The world is full of well-intended men who seek temporary relief from their sicknesses from experts, seers, sages, doctors, and philosophers who have all kinds of earthly knowledge. Those seeking out their services have tended to put body before soul and flesh before spirit. And thus it must be with the greatest interest that we turn our attention to today’s miracle story. For today we must learn to turn once again to Christ first with all of our ailments, sicknesses, and diseases of body, soul, and spirit. We must approach Christ with the deepest faith in His power to heal. Christ brings out the faith of the woman with the issue of blood in order to make public what must never be concealed or hidden in us. Christ desires to elicit a humble dependence and persistent faith that can help others to find Him also.
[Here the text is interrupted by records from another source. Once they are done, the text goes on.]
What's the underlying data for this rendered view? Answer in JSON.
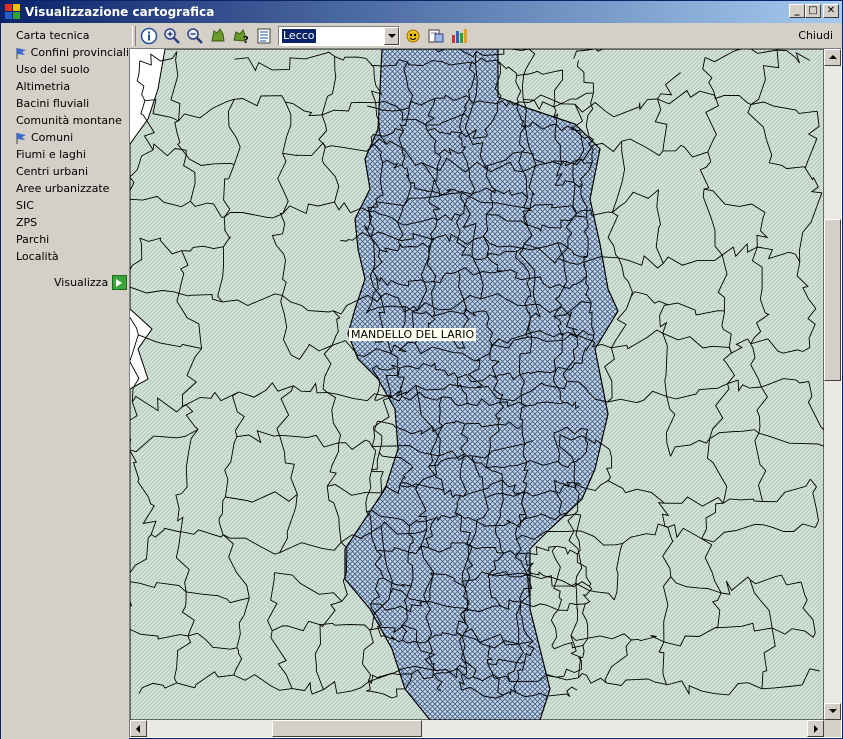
{
  "window": {
    "title": "Visualizzazione cartografica",
    "minimize": "_",
    "maximize": "□",
    "close": "✕"
  },
  "sidebar": {
    "layers": [
      {
        "label": "Carta tecnica",
        "active": false
      },
      {
        "label": "Confini provinciali",
        "active": true
      },
      {
        "label": "Uso del suolo",
        "active": false
      },
      {
        "label": "Altimetria",
        "active": false
      },
      {
        "label": "Bacini fluviali",
        "active": false
      },
      {
        "label": "Comunità montane",
        "active": false
      },
      {
        "label": "Comuni",
        "active": true
      },
      {
        "label": "Fiumi e laghi",
        "active": false
      },
      {
        "label": "Centri urbani",
        "active": false
      },
      {
        "label": "Aree urbanizzate",
        "active": false
      },
      {
        "label": "SIC",
        "active": false
      },
      {
        "label": "ZPS",
        "active": false
      },
      {
        "label": "Parchi",
        "active": false
      },
      {
        "label": "Località",
        "active": false
      }
    ],
    "visualizza_label": "Visualizza"
  },
  "toolbar": {
    "icons": [
      "info-icon",
      "zoom-in-icon",
      "zoom-out-icon",
      "pan-icon",
      "identify-icon",
      "legend-icon",
      "locate-icon",
      "export-icon",
      "chart-icon"
    ],
    "province_combo_value": "Lecco",
    "close_label": "Chiudi"
  },
  "map": {
    "highlight_label": "MANDELLO DEL LARIO",
    "colors": {
      "base_fill": "#cfe0d6",
      "selected_fill": "#9fb8cc",
      "border": "#000000"
    }
  }
}
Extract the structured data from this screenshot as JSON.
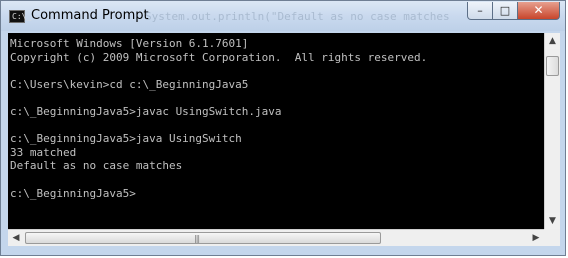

Many throng Christ; His in name; near to Him; in actual contact with the sacraments and ordinances of His Church; yet not touching Him, because not drawing nigh in faith, not looking for, and therefore not obtaining, life and healing from Him, and through these. (Trench, Ibid, 149)
We must approach Christ with hearts stirred by deepest faith and trust. That faith must be informed and defined by a real sense of our own sickness and thus the need for Christ’s cure. It will do no good to think that the substance of Christ’s Redemption is for other people and then with the healing of their bodily ailments or the postponement of death. Our salvation was paid for by the blood of the Son of God. Faith is NOT Speaking into Existence what WE want, it's BELIEVING and OBEYING what Jesus Christ wants for us. (Martha Mac)
So today let us in all humility with a sense of our utter unworthiness approach our Saviour for healing. With St. Paul, let us be filled with the knowledge of [Christ’s] will in all wisdom and spiritual understanding; that [we] might walk worthy of the Lord unto all pleasing, being fruitful in every good work, and increasing in the knowledge of God. (Col. i. 9,10) And all of this because a woman with an issue of blood has taught us to reach out and touch the hem of Christ’s garment. Amen.
St. Michael and All Angels Sermons